“Wetlands provide a lot of services to the world,” Osvel says. “They are great representatives of biodiversity. Many species live in wetlands. In many ways, they are the kidneys of the world. They clean the water and also provide protection against floods, storms, and hurricanes. They are very important.”
Osvel and his team use different techniques to understand the Colorado River Delta. By mapping wetland areas that have been lost, as well as those that remain, they are able to understand the important connection we have with freshwater.
“By using techniques like mapping and remote sensing, we started to learn the potentials and it has been very important,” he says. “It also links to the political geography and how different users deal with the water in the basin and understanding the political geography of water, so we can understand where the solutions can come from.”
SO, YOU WANT TO BE A . . . CONSERVATIONIST
Osvel encourages students to learn all they can about water, because many times it is taken for granted.
“We turn on our tap, but we don’t know where the water comes from and how much it really costs to bring that water to our houses,” he says. “So, learn about your watershed, where the water is produced, where the system goes, what are the important environmental values of your watershed and what are the conservation concerns of that watershed.”
“Learn. Go out and get engaged with the groups that are out there doing great work. There are many water-keepers around to learn from. There are also many grass roots organizations that deal with the health of rivers and water, especially in the U.S., there are plenty of these organizations. Try to learn from them and support their causes,” he says.

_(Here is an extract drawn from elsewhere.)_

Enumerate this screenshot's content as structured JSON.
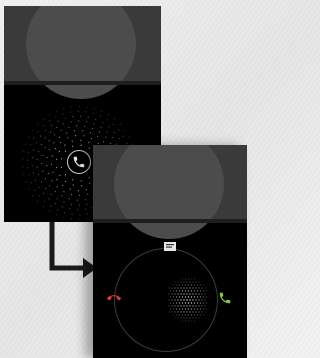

We really need to shift our perspectives on how we perceive water, how we perceive rivers, understand how its a finite resource, and how we need to give back to nature.
Osvel Hinojosa Huerta, conservationist
to assign or set aside part of a whole for a specific purpose.
all the different kinds of living organisms within a given area.
person who works to preserve natural habitats.
learned behavior of people, including their languages, belief systems, social structures, institutions, and material goods.
structure built across a river or other waterway to control the flow of water.
the flat, low-lying plain that sometimes forms at the mouth of a river from deposits of sediments.
an entire river system or an area drained by a river and its tributaries. Also called a watershed.
system of production, distribution, and consumption of goods and services.
community and interactions of living and nonliving things in an area.
an adventurer, scientist, innovator, or storyteller recognized by National Geographic for their visionary work while still early in their careers.
conditions that surround and influence an organism or community.
group of people or organizations who are united in defense of the environment or an environmental issue.
overflow of a body of water onto land.
study of places and the relationships between people and their environments.
system or order of a nation, state, or other political unit.
made up of people who are not socially or economically elite and do not represent the government.
tropical storm with wind speeds of at least 119 kilometers (74 miles) per hour. Hurricanes are the same thing as typhoons, but usually located in the Atlantic Ocean region.
science and methods of keeping clean and healthy.
activity that produces goods and services.
watering land, usually for agriculture, by artificial means.
(1910-1997) French aquatic explorer and scientist.
organ that removes the waste products from blood and helps regulate general health.
making and using maps.
study of the spatial relationships that influence government or social policies.
methods of information-gathering about the Earth's surface from a distance.
to bring back to life.
severe weather indicating a disturbed state of the atmosphere resulting from uplifted air.
developed, densely populated area where most inhabitants have nonagricultural jobs.
all the plant life of a specific place.
entire river system or an area drained by a river and its tributaries.
area of land covered by shallow water or saturated by water.